Bike computer/Sat Nav

This is a fairly essential piece of kit if you are following a written route of the ‘turn left after 1 mile’ variety. You might get away without one if you are purely following a map. But even then it’s nice to know how far you have gone.

Personally I find a bike computer essential to help me calculate how far I have been, how far I have to go and how long it will take me to get there.

I use a Garmin 800, a cycling specific satellite navigation device.  It has all the functions of an advanced bike computer plus the added bonus of on screen navigation.

Mine also has a heart rate monitor so I can keep an eye on how hard I am working. I have a tendency to push too hard and need to make sure my heart rate doesn’t creep up too high for too long. It’s not a problem over a short training ride but on day long rides it means I run out of energy before the end of.

Please note that even the most sophisticated computer will not help you if you do not take the time to learn how to use it.  When I first used a sat nav for a ride from John O’Groats to Land’s End (JOGLE) it proved to be fairly useless becasue:

  1. I forgot to load my route onto it before I left! [I managed to download it via the computer at my overnight B&B near John O’Groats].
  2. I discovered that the built in rechargeable battery only lasted 8-9 hours. My average day was 10-12 hours cycling.  I have since upgraed to a Garmin 800 which has an alleged battery life of up to 20 hours. However this is if used without navigation turned on, which for the purposes of touring is pretty pointless.  The length of the battery life is mostly determined by how bright the screen is.  If turned down to minimum I have had 15 hours out of my Garmin 800 whilst navigating.  However, at full brightness the battery will only last about 7 hours.  You can buy cheap (compared to the cost of the sat nav) external batteries that will charge the sat nav a number of times over.  With a bit of ingenuity you can attach this to your bike with a cable feeding to the sat nav for continuous power.  I have successfully cycled for 40 hours using this method with power left in the external battery and the sat nav still on full charge at the end. 
  3. I didn’t realise that if I asked the device to recalculate the route it would do so from the point I was at to the end.  I thought it would take me to the nearest point on my programmed route.  (I have since found out how to do this – see How to re-route using a Garmin 800).  As a result it kept trying to send me down busy roads whenever I went off route.

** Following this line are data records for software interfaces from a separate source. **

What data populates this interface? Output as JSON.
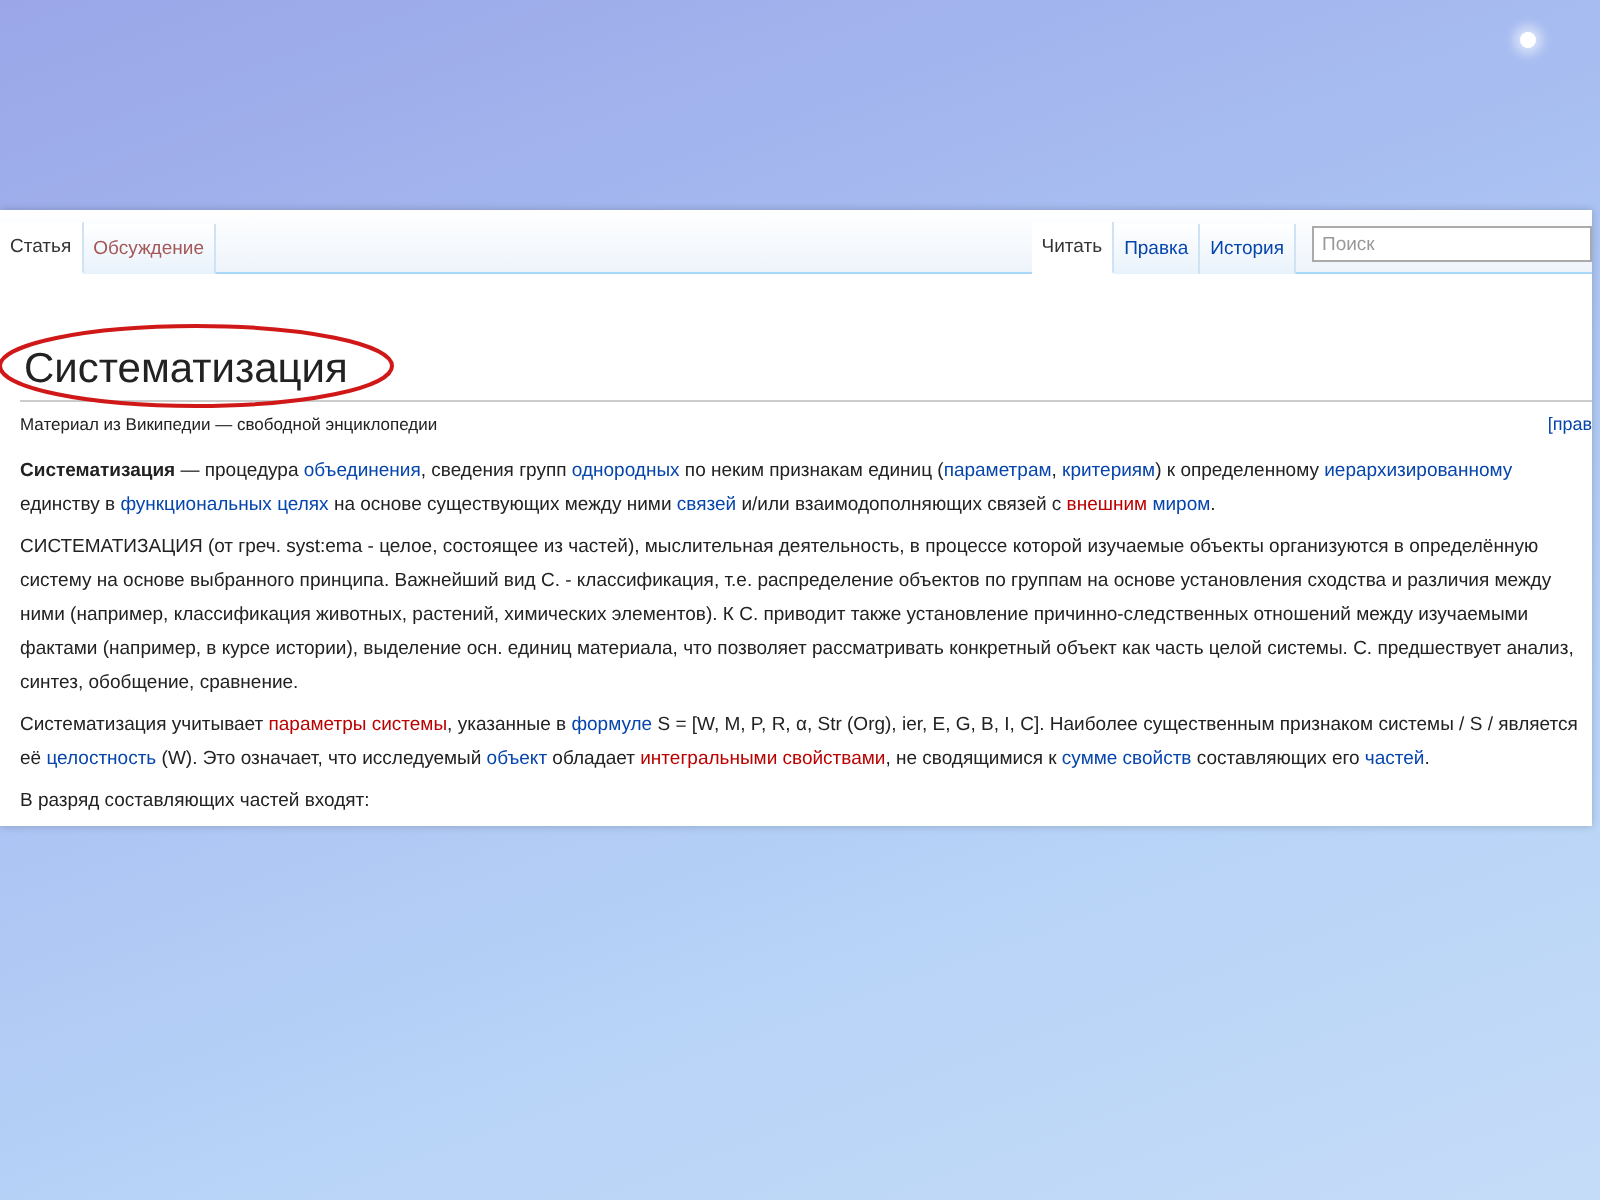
{
  "tabs_left": [
    {
      "label": "Статья",
      "selected": true
    },
    {
      "label": "Обсуждение",
      "selected": false
    }
  ],
  "tabs_right": [
    {
      "label": "Читать",
      "selected": true
    },
    {
      "label": "Правка",
      "selected": false
    },
    {
      "label": "История",
      "selected": false
    }
  ],
  "search": {
    "placeholder": "Поиск"
  },
  "title": "Систематизация",
  "subtitle": "Материал из Википедии — свободной энциклопедии",
  "edit_link": "[прав",
  "paragraphs": [
    [
      {
        "kind": "bold",
        "text": "Систематизация"
      },
      {
        "kind": "plain",
        "text": " — процедура "
      },
      {
        "kind": "link",
        "text": "объединения"
      },
      {
        "kind": "plain",
        "text": ", сведения групп "
      },
      {
        "kind": "link",
        "text": "однородных"
      },
      {
        "kind": "plain",
        "text": " по неким признакам единиц ("
      },
      {
        "kind": "link",
        "text": "параметрам"
      },
      {
        "kind": "plain",
        "text": ", "
      },
      {
        "kind": "link",
        "text": "критериям"
      },
      {
        "kind": "plain",
        "text": ") к определенному "
      },
      {
        "kind": "link",
        "text": "иерархизированному"
      },
      {
        "kind": "plain",
        "text": " единству в "
      },
      {
        "kind": "link",
        "text": "функциональных целях"
      },
      {
        "kind": "plain",
        "text": " на основе существующих между ними "
      },
      {
        "kind": "link",
        "text": "связей"
      },
      {
        "kind": "plain",
        "text": " и/или взаимодополняющих связей с "
      },
      {
        "kind": "redlink",
        "text": "внешним "
      },
      {
        "kind": "link",
        "text": "миром"
      },
      {
        "kind": "plain",
        "text": "."
      }
    ],
    [
      {
        "kind": "plain",
        "text": "СИСТЕМАТИЗАЦИЯ (от греч. syst:ema - целое, состоящее из частей), мыслительная деятельность, в процессе которой изучаемые объекты организуются в определённую систему на основе выбранного принципа. Важнейший вид С. - классификация, т.е. распределение объектов по группам на основе установления сходства и различия между ними (например, классификация животных, растений, химических элементов). К С. приводит также установление причинно-следственных отношений между изучаемыми фактами (например, в курсе истории), выделение осн. единиц материала, что позволяет рассматривать конкретный объект как часть целой системы. С. предшествует анализ, синтез, обобщение, сравнение."
      }
    ],
    [
      {
        "kind": "plain",
        "text": "Систематизация учитывает "
      },
      {
        "kind": "redlink",
        "text": "параметры системы"
      },
      {
        "kind": "plain",
        "text": ", указанные в "
      },
      {
        "kind": "link",
        "text": "формуле"
      },
      {
        "kind": "plain",
        "text": " S = [W, M, P, R, α, Str (Org), ier, E, G, B, I, C]. Наиболее существенным признаком системы / S / является её "
      },
      {
        "kind": "link",
        "text": "целостность"
      },
      {
        "kind": "plain",
        "text": " (W). Это означает, что исследуемый "
      },
      {
        "kind": "link",
        "text": "объект"
      },
      {
        "kind": "plain",
        "text": " обладает "
      },
      {
        "kind": "redlink",
        "text": "интегральными свойствами"
      },
      {
        "kind": "plain",
        "text": ", не сводящимися к "
      },
      {
        "kind": "link",
        "text": "сумме свойств"
      },
      {
        "kind": "plain",
        "text": " составляющих его "
      },
      {
        "kind": "link",
        "text": "частей"
      },
      {
        "kind": "plain",
        "text": "."
      }
    ],
    [
      {
        "kind": "plain",
        "text": "В разряд составляющих частей входят:"
      }
    ]
  ]
}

Since that JOGLE I have learnt how to set up and use my sat nav properly. I now find it an invaluable aid.  Gone are the fumblings with paper routes and desperately trying to remember whether it is L or R at the next T.  And if you are riding in the dark it is ideal – just follow the line on the screen.  I have ridden Coast to Coast and Land’s End to John O’Groats (LEJOG) twice since my JOGLE and on each occasion I relied solely on the sat nav for navigation, not even taking a paper route as back up.  However, If you read My Coast to Coast  you will see having no back up can prove problematical.

If are foolish enough to risk travelling without a map, like me, and you don’t have a sat nav, a more basic bit of equipment that might be useful is a compass. If you do get lost it’s better to know you are at least heading in vaguely the right direction.

 

Advertisements